  28. “I think of childhood as the R&D stage of the species, concerned exclusively with learning and exploring. We adults are production and marketing.”
  29. As part of his research, Pollan decided to personally experiment with psychedelics for the first time.
    1. Pollan's own psychedelic trips, involving psilocybin mushrooms, LSD, and 5-MeO-DMT, mirrored the transformative experiences described in the research.
    2. Pollan's trips led to profound insights, such as feeling a deep connection to nature, processing of emotional issues, being free from fear and judgment, and experiencing a sense of reconciliation with death (of loved ones and his own) and "ego death."
    3. Pollan's major revelation was that consciousness exists beyond one's individual sense of self, and the loss of ego is not inherently frightening, which suggests its benefits of psychedelic therapy for terminally ill patients.
  30. “The usual antonym for the word ‘spiritual' is ‘material.' … Now I'm inclined to think a much better and certainly more useful antonym for ‘spiritual' might be ‘egotistical.' … When the ego dissolves, so does a bounded conception not only of our self but of our self-interest. What emerges in its place is invariably a broader, more openhearted and altruistic -- that is, more spiritual -- idea of what matters in life. One in which a new sense of connection, or love, however defined, seems to figure prominently.”
  31. Researchers question why plants and fungi evolved to produce mind-altering chemicals, with some proposing a symbiotic relationship where these substances aided early human development.
    1. Ethnobotanist Terence McKenna's "Stoned Ape Theory" suggests psilocybin mushrooms catalyzed human cognitive evolution and resulted in traits like language and symbolic thought, though the theory is unsubstantiated.
    2. Mycologist Paul Stamets argues the psychoactive compounds are more likely attractants than deterrents, with fungi using humans to spread their spores. This theory is also contested.
  32. Astronauts' profound "overview effects" from seeing Earth in the vastness of space are similar to the perspective-shifting experiences reported by people who have taken psychedelic drugs, which can induce a sense of global interconnectedness and lead to personal growth and insight.
  33. New evidence shows psychedelics have unprecedented success rates (80%) in treating otherwise treatment-resistant mental health conditions like anxiety, depression, addiction, and fear of death.
    1. Terminal patient Patrick Mettes underwent two psilocybin sessions, and had a profound and emotional experience that allowed him to come to terms with the cycle of life and death.
    2. A 2016 London's Imperial College study involving chronic, treatment-resistant depression patients found that a week-long psilocybin treatment led to an improvement in symptoms in 80% of patients and complete remission of depression in over 60% of patients.
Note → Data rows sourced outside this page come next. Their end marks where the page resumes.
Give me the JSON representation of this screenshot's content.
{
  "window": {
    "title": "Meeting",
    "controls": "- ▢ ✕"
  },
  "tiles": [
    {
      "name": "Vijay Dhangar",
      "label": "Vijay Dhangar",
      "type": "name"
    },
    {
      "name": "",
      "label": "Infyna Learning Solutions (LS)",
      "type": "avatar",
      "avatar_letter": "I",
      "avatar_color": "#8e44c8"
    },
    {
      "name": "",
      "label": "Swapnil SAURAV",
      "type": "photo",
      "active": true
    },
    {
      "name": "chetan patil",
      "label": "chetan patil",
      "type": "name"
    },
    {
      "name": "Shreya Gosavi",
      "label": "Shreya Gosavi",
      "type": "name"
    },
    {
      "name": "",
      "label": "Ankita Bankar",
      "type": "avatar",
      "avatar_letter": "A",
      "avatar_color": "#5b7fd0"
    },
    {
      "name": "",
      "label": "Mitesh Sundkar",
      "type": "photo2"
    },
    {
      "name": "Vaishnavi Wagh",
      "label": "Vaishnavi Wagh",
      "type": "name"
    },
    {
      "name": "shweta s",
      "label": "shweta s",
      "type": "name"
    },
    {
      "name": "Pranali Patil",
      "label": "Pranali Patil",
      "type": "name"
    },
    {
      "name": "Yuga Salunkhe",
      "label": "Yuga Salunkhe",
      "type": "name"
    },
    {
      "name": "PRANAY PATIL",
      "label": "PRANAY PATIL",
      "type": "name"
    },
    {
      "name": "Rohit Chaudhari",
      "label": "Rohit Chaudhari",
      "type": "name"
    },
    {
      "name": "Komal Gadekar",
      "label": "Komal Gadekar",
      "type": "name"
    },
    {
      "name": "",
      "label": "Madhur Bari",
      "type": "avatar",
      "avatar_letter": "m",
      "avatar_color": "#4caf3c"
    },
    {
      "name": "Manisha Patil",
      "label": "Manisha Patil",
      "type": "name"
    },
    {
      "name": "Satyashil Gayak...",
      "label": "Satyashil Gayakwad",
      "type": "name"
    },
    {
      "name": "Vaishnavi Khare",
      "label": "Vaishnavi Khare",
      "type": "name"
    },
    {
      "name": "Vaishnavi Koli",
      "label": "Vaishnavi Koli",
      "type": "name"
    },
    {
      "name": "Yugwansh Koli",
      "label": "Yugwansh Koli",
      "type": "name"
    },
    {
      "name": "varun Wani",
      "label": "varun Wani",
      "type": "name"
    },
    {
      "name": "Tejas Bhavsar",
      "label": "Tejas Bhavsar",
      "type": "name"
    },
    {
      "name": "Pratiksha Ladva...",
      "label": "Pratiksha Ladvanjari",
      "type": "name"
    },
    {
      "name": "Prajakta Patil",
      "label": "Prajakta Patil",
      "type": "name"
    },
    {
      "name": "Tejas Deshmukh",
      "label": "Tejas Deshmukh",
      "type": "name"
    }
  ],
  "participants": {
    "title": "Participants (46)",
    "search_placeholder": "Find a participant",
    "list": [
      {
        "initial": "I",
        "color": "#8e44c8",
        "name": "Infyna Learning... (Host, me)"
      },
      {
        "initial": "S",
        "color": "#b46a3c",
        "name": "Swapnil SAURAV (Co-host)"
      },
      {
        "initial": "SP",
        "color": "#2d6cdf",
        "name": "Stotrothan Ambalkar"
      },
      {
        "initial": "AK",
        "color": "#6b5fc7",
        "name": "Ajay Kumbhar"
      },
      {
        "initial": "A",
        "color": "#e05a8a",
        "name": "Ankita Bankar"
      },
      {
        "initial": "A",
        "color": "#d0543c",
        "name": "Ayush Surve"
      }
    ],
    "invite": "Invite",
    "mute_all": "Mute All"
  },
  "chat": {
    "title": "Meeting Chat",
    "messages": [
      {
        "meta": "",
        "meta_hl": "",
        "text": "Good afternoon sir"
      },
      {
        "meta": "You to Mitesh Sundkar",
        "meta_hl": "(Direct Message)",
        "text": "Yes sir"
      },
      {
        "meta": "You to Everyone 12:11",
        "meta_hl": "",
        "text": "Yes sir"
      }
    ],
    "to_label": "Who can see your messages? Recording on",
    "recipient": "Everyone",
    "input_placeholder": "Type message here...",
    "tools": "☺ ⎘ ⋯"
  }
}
The patients stated that psilocybin made them feel more connected to the world.
  34. “A happy brain is a supple and flexible brain, he (neuroscientist Robin Carhart-Harris) believes; depression, anxiety, obsession, and the cravings of addiction are how it feels to have a brain that has become excessively rigid or fixed in its pathways and linkages -- a brain with more order than is good for it.”
  35. As more evidence of psychedelics' effectiveness in treating mental illnesses emerges, we need to continue to overcome regulatory and financial hurdles to make safe psychedelic therapies widely available.

How to Change Your Mind: Resources